What you are seeing on ChiefDelphi.com is the technical elite of FIRST coming together and sharing ideas. Most teams do not build multi-motor shifting transmission. In fact, I would sincerely not recommend you create a very complicated robot your rookie year.

Many times you will hear robots that have designed with the KISS philosophy; it’s an acronym that stands for Keep It Simple Stupid. Basically, the best ideas are usually the one’s that are very simple. For instance, a four wheeled robot that has two casters in the back and two powered wheels in the front.

Twenty-five to forty-five people is more than enough for a FIRST robotics team. It sounds like many of them have very good technical backgrounds. A good candidate for a team member is someone with a good head on their shoulders and a willingness to learn. It sounds like you have very many people like that. Another important thing to remember is that the FIRST family is always willing to help on ChiefDelphi.com. If you have a specific question about something very complicated, there’s probably a seasoned expert in the field who is willing to answer your question here on the forum.

As a 6 year FIRST veteran myself- 3 years as being a student in high school and 3 years of being a college mentor; I enthusiastically encourage you to participate in the program. Good luck with influencing your classmates to participate in FIRST. I hope to see you at Nationals, or should I say Worlds next year :wink:

Yov,

You will find that around here people are actually looking for ways to help. This is an attitude that you will need to foster among the teams there in Israel. Here it has developed over a period of years to the point where for most of us it is a struggle NOT to help.

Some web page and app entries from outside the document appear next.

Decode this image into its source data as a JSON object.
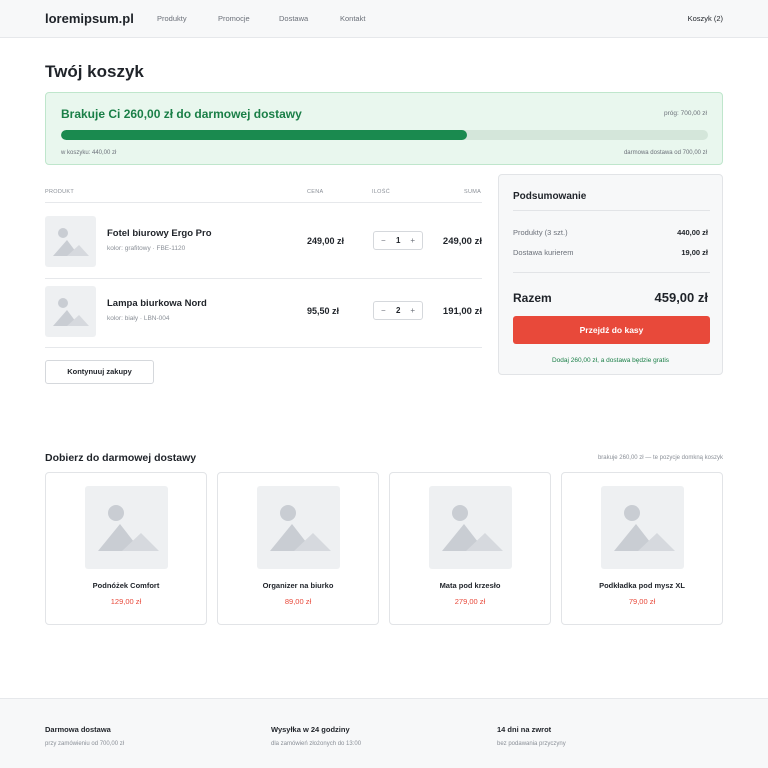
{
  "header": {
    "logo": "loremipsum.pl",
    "nav": [
      "Produkty",
      "Promocje",
      "Dostawa",
      "Kontakt"
    ],
    "cart": "Koszyk (2)"
  },
  "page_title": "Twój koszyk",
  "banner": {
    "title": "Brakuje Ci 260,00 zł do darmowej dostawy",
    "threshold": "próg: 700,00 zł",
    "progress": 0.628,
    "in_cart": "w koszyku: 440,00 zł",
    "free_from": "darmowa dostawa od 700,00 zł"
  },
  "table": {
    "headers": {
      "product": "PRODUKT",
      "price": "CENA",
      "qty": "ILOŚĆ",
      "sum": "SUMA"
    },
    "items": [
      {
        "name": "Fotel biurowy Ergo Pro",
        "meta": "kolor: grafitowy · FBE-1120",
        "price": "249,00 zł",
        "qty": "1",
        "sum": "249,00 zł"
      },
      {
        "name": "Lampa biurkowa Nord",
        "meta": "kolor: biały · LBN-004",
        "price": "95,50 zł",
        "qty": "2",
        "sum": "191,00 zł"
      }
    ],
    "minus": "−",
    "plus": "+"
  },
  "continue_label": "Kontynuuj zakupy",
  "summary": {
    "title": "Podsumowanie",
    "products_label": "Produkty (3 szt.)",
    "products_value": "440,00 zł",
    "shipping_label": "Dostawa kurierem",
    "shipping_value": "19,00 zł",
    "total_label": "Razem",
    "total_value": "459,00 zł",
    "checkout": "Przejdź do kasy",
    "note": "Dodaj 260,00 zł, a dostawa będzie gratis"
  },
  "recommend": {
    "title": "Dobierz do darmowej dostawy",
    "hint": "brakuje 260,00 zł — te pozycje domkną koszyk",
    "items": [
      {
        "name": "Podnóżek Comfort",
        "price": "129,00 zł"
      },
      {
        "name": "Organizer na biurko",
        "price": "89,00 zł"
      },
      {
        "name": "Mata pod krzesło",
        "price": "279,00 zł"
      },
      {
        "name": "Podkładka pod mysz XL",
        "price": "79,00 zł"
      }
    ]
  },
  "footer": [
    {
      "title": "Darmowa dostawa",
      "sub": "przy zamówieniu od 700,00 zł"
    },
    {
      "title": "Wysyłka w 24 godziny",
      "sub": "dla zamówień złożonych do 13:00"
    },
    {
      "title": "14 dni na zwrot",
      "sub": "bez podawania przyczyny"
    }
  ],
  "colors": {
    "accent": "#e8493a",
    "success": "#1a8a4f",
    "banner_bg": "#e9f7ee"
  },
  "icons": {
    "product_placeholder": "image-placeholder-icon"
  }
}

But it has been a deliberate effort to get to this point. You have the advantage of being able to say “but that’s how they do it over there!”. I can’t think of the number of times I’ve seen people crowded around a robot with one or two guys in a different team’s uniforms poking around inside and saying “oh here’s the problem!”.

I have heard that NASA is trying to pair engineers who are active on teams here with Israeli teams. So chances are you will have somebody to ask specific questions. I know our team has volunteered for this.

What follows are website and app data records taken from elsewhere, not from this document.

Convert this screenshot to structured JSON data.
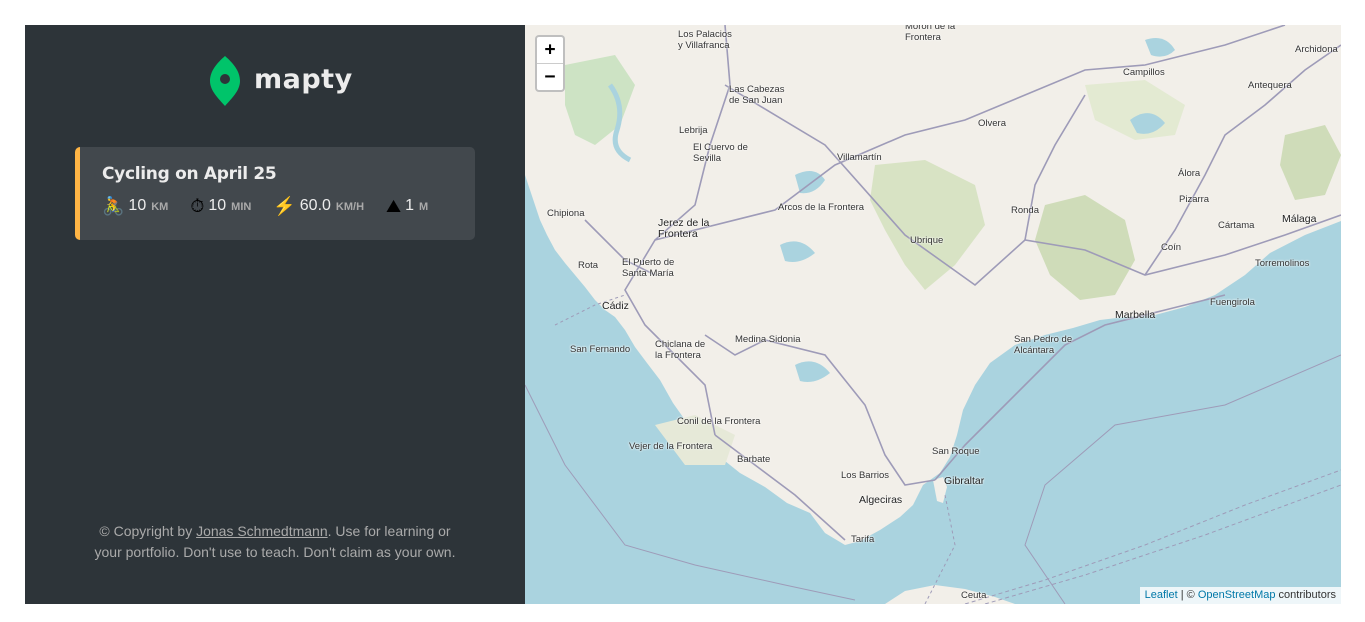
{
  "sidebar": {
    "logo_text": "mapty",
    "workout": {
      "title": "Cycling on April 25",
      "details": [
        {
          "icon": "🚴",
          "value": "10",
          "unit": "km"
        },
        {
          "icon": "⏱",
          "value": "10",
          "unit": "min"
        },
        {
          "icon": "⚡️",
          "value": "60.0",
          "unit": "km/h"
        },
        {
          "icon": "⛰",
          "value": "1",
          "unit": "m"
        }
      ]
    },
    "copyright": {
      "prefix": "© Copyright by ",
      "author": "Jonas Schmedtmann",
      "suffix": ". Use for learning or your portfolio. Don't use to teach. Don't claim as your own."
    }
  },
  "map": {
    "zoom_in": "+",
    "zoom_out": "−",
    "attribution": {
      "leaflet": "Leaflet",
      "separator": " | © ",
      "osm": "OpenStreetMap",
      "suffix": " contributors"
    },
    "places": [
      "Los Palacios\ny Villafranca",
      "Morón de la\nFrontera",
      "Archidona",
      "Campillos",
      "Antequera",
      "Las Cabezas\nde San Juan",
      "Olvera",
      "Lebrija",
      "El Cuervo de\nSevilla",
      "Villamartín",
      "Álora",
      "Pizarra",
      "Chipiona",
      "Arcos de la Frontera",
      "Ronda",
      "Cártama",
      "Málaga",
      "Jerez de la\nFrontera",
      "Ubrique",
      "Coín",
      "Rota",
      "El Puerto de\nSanta María",
      "Torremolinos",
      "Cádiz",
      "Fuengirola",
      "Marbella",
      "San Fernando",
      "Chiclana de\nla Frontera",
      "Medina Sidonia",
      "San Pedro de\nAlcántara",
      "Conil de la Frontera",
      "Vejer de la Frontera",
      "Barbate",
      "San Roque",
      "Los Barrios",
      "Gibraltar",
      "Algeciras",
      "Tarifa",
      "Ceuta"
    ]
  }
}
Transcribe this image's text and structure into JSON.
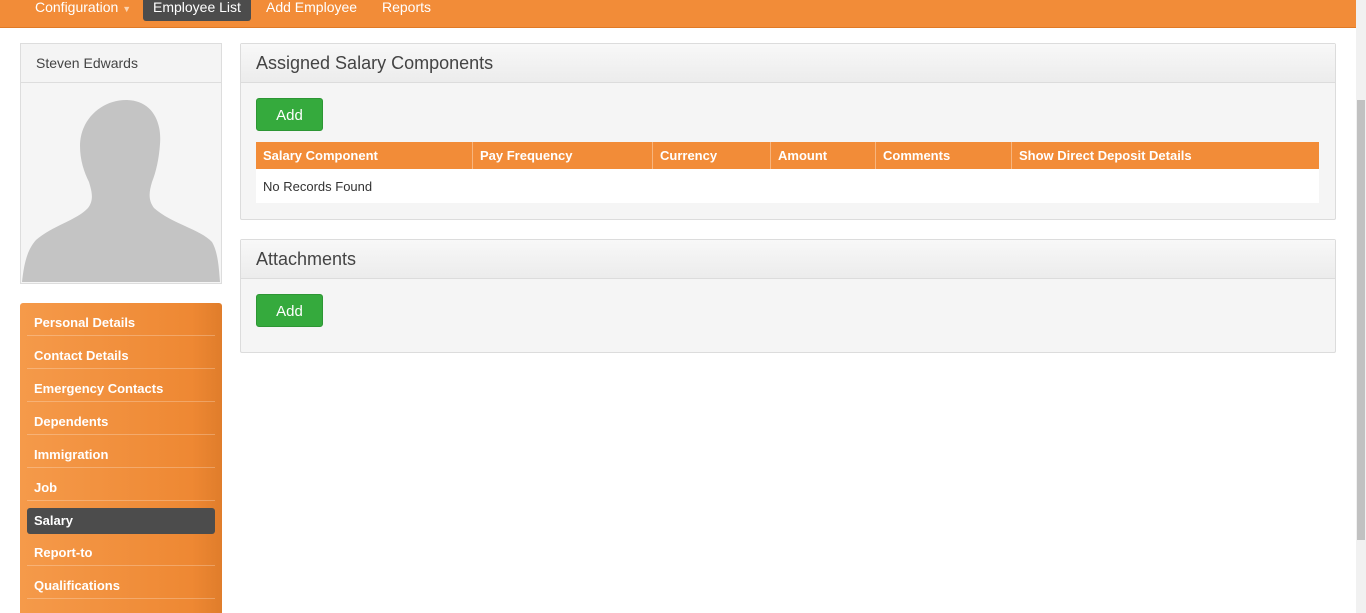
{
  "topnav": {
    "items": [
      {
        "label": "Configuration",
        "has_dropdown": true
      },
      {
        "label": "Employee List",
        "active": true
      },
      {
        "label": "Add Employee"
      },
      {
        "label": "Reports"
      }
    ]
  },
  "profile": {
    "name": "Steven Edwards"
  },
  "sidemenu": {
    "items": [
      {
        "label": "Personal Details"
      },
      {
        "label": "Contact Details"
      },
      {
        "label": "Emergency Contacts"
      },
      {
        "label": "Dependents"
      },
      {
        "label": "Immigration"
      },
      {
        "label": "Job"
      },
      {
        "label": "Salary",
        "active": true
      },
      {
        "label": "Report-to"
      },
      {
        "label": "Qualifications"
      }
    ]
  },
  "salary_panel": {
    "title": "Assigned Salary Components",
    "add_label": "Add",
    "columns": [
      "Salary Component",
      "Pay Frequency",
      "Currency",
      "Amount",
      "Comments",
      "Show Direct Deposit Details"
    ],
    "empty_text": "No Records Found"
  },
  "attachments_panel": {
    "title": "Attachments",
    "add_label": "Add"
  },
  "colors": {
    "accent": "#f28c38",
    "active_item": "#4c4c4c",
    "add_button": "#35aa3d"
  }
}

One suggestion and you might want to pass it on to other teams over there: Set up some system for sending pictures and even movies over the net. Speaking as a mentor of other teams, sometimes it is very easy to see things that are hard to explain. Last year I went to one team’s shop because they had asked for help. In about 3 minutes I solved a problem they had been struggling with for days. Once I was able to SEE the problem, I was able to tell them how to use a piece of equipment I didn’t know they had until I walked in, to solve it. I hung around a little longer after that, but I had made an hour drive each way for 3 minutes worth of work, so I wanted to make the drive time pay off a little more. Since the trip to visit you guys is just a little longer :wink: doing a little homework now could save you a lot of time later.

ChrisH